» What to do
Your answer must be every line of the data that holds the string "label".

» Items from a data source
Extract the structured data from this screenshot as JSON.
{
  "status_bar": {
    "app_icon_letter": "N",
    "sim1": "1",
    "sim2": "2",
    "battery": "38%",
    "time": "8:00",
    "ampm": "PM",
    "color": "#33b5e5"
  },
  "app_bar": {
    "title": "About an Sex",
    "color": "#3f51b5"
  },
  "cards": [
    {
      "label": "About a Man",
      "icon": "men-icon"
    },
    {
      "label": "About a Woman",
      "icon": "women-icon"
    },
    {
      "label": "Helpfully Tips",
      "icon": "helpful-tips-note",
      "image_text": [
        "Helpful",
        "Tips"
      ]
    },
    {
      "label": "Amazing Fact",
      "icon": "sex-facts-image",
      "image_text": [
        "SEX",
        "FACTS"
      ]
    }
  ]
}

» Answer box
      "label": "About a Man",
      "label": "About a Woman",
      "label": "Helpfully Tips",
      "label": "Amazing Fact",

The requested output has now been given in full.